* _TASK TO COMPLETE_
Determine how many lines of the data below contain "JSON", then give only that number.

** Opening RECORDS SUPPLIED block **

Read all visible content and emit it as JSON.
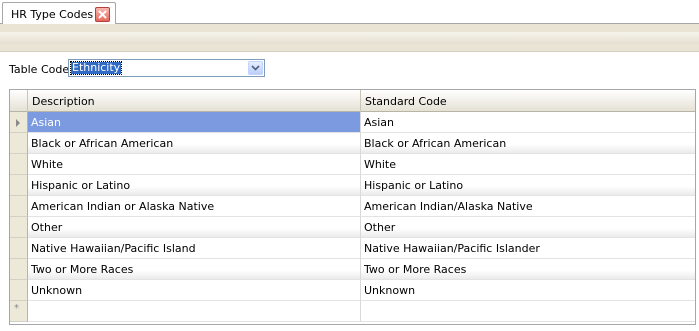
{
  "tab": {
    "title": "HR Type Codes",
    "close_icon": "close-icon"
  },
  "table_code": {
    "label": "Table Code",
    "value": "Ethnicity"
  },
  "grid": {
    "columns": [
      "Description",
      "Standard Code"
    ],
    "rows": [
      {
        "description": "Asian",
        "standard_code": "Asian"
      },
      {
        "description": "Black or African American",
        "standard_code": "Black or African American"
      },
      {
        "description": "White",
        "standard_code": "White"
      },
      {
        "description": "Hispanic or Latino",
        "standard_code": "Hispanic or Latino"
      },
      {
        "description": "American Indian or Alaska Native",
        "standard_code": "American Indian/Alaska Native"
      },
      {
        "description": "Other",
        "standard_code": "Other"
      },
      {
        "description": "Native Hawaiian/Pacific Island",
        "standard_code": "Native Hawaiian/Pacific Islander"
      },
      {
        "description": "Two or More Races",
        "standard_code": "Two or More Races"
      },
      {
        "description": "Unknown",
        "standard_code": "Unknown"
      }
    ],
    "new_row_marker": "*"
  },
  "colors": {
    "selection": "#316ac5",
    "active_row": "#7c9ae0",
    "toolbar_band": "#e9e4d4",
    "close_button": "#e8665a"
  }
}
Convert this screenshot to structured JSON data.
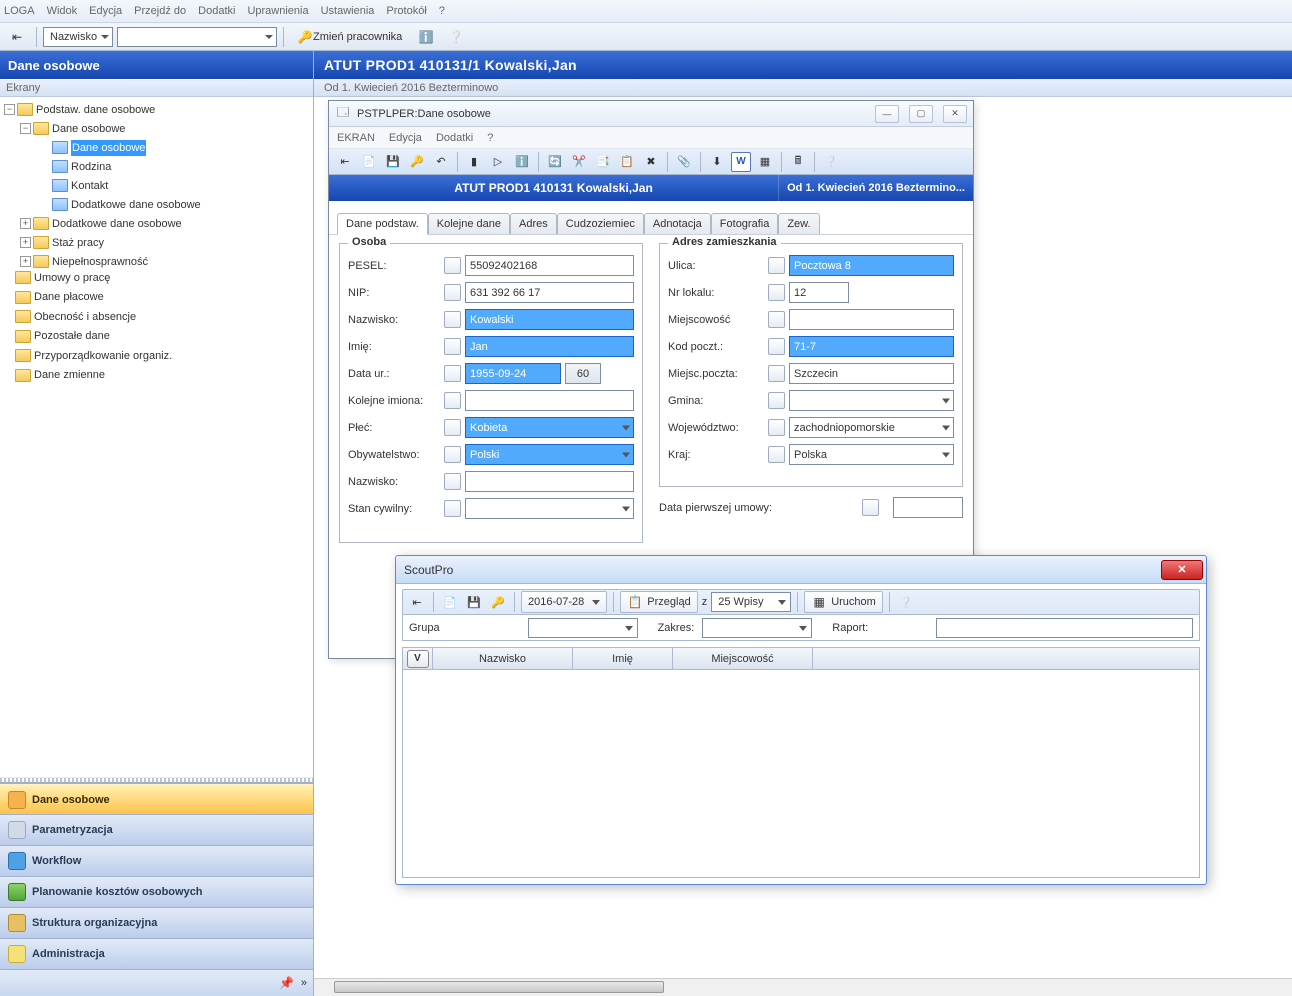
{
  "main_menu": [
    "LOGA",
    "Widok",
    "Edycja",
    "Przejdź do",
    "Dodatki",
    "Uprawnienia",
    "Ustawienia",
    "Protokół",
    "?"
  ],
  "main_toolbar": {
    "name_field_label": "Nazwisko",
    "change_employee": "Zmień pracownika"
  },
  "left": {
    "title": "Dane osobowe",
    "subtitle": "Ekrany",
    "tree": {
      "root": "Podstaw. dane osobowe",
      "dane_osobowe": "Dane osobowe",
      "dane_osobowe_sel": "Dane osobowe",
      "rodzina": "Rodzina",
      "kontakt": "Kontakt",
      "dodatkowe1": "Dodatkowe dane osobowe",
      "dodatkowe2": "Dodatkowe dane osobowe",
      "staz": "Staż pracy",
      "niepeln": "Niepełnosprawność",
      "umowy": "Umowy o pracę",
      "placowe": "Dane płacowe",
      "obecnosc": "Obecność i absencje",
      "pozostale": "Pozostałe dane",
      "przyporz": "Przyporządkowanie organiz.",
      "zmienne": "Dane zmienne"
    },
    "nav": [
      "Dane osobowe",
      "Parametryzacja",
      "Workflow",
      "Planowanie kosztów osobowych",
      "Struktura organizacyjna",
      "Administracja"
    ]
  },
  "right": {
    "title": "ATUT   PROD1   410131/1   Kowalski,Jan",
    "subtitle": "Od 1. Kwiecień 2016 Bezterminowo"
  },
  "win1": {
    "title": "PSTPLPER:Dane osobowe",
    "menu": [
      "EKRAN",
      "Edycja",
      "Dodatki",
      "?"
    ],
    "bluebar_left": "ATUT   PROD1   410131   Kowalski,Jan",
    "bluebar_right": "Od 1. Kwiecień 2016 Beztermino...",
    "tabs": [
      "Dane podstaw.",
      "Kolejne dane",
      "Adres",
      "Cudzoziemiec",
      "Adnotacja",
      "Fotografia",
      "Zew."
    ],
    "osoba_legend": "Osoba",
    "adres_legend": "Adres zamieszkania",
    "labels": {
      "pesel": "PESEL:",
      "nip": "NIP:",
      "nazwisko": "Nazwisko:",
      "imie": "Imię:",
      "data_ur": "Data ur.:",
      "kolejne_imiona": "Kolejne imiona:",
      "plec": "Płeć:",
      "obywatelstwo": "Obywatelstwo:",
      "nazwisko2": "Nazwisko:",
      "stan": "Stan cywilny:",
      "ulica": "Ulica:",
      "nr_lokalu": "Nr lokalu:",
      "miejscowosc": "Miejscowość",
      "kod": "Kod poczt.:",
      "miejsc_poczta": "Miejsc.poczta:",
      "gmina": "Gmina:",
      "woj": "Województwo:",
      "kraj": "Kraj:",
      "first_contract": "Data pierwszej umowy:"
    },
    "values": {
      "pesel": "55092402168",
      "nip": "631 392 66 17",
      "nazwisko": "Kowalski",
      "imie": "Jan",
      "data_ur": "1955-09-24",
      "age": "60",
      "kolejne_imiona": "",
      "plec": "Kobieta",
      "obywatelstwo": "Polski",
      "nazwisko2": "",
      "stan": "",
      "ulica": "Pocztowa 8",
      "nr_lokalu": "12",
      "miejscowosc": "",
      "kod": "71-7",
      "miejsc_poczta": "Szczecin",
      "gmina": "",
      "woj": "zachodniopomorskie",
      "kraj": "Polska",
      "first_contract": ""
    }
  },
  "win2": {
    "title": "ScoutPro",
    "date": "2016-07-28",
    "przeglad": "Przegląd",
    "z": "z",
    "entries_value": "25 Wpisy",
    "run": "Uruchom",
    "grupa_lbl": "Grupa",
    "zakres_lbl": "Zakres:",
    "raport_lbl": "Raport:",
    "grid_v": "V",
    "grid_cols": [
      "Nazwisko",
      "Imię",
      "Miejscowość"
    ]
  }
}
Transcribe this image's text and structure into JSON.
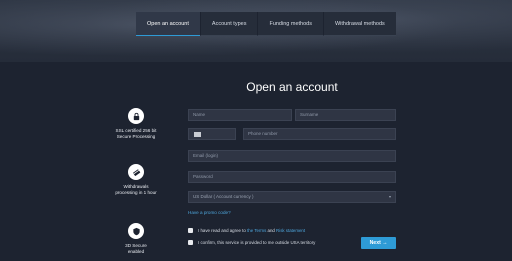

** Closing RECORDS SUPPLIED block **

* _ANSWER BOX_
3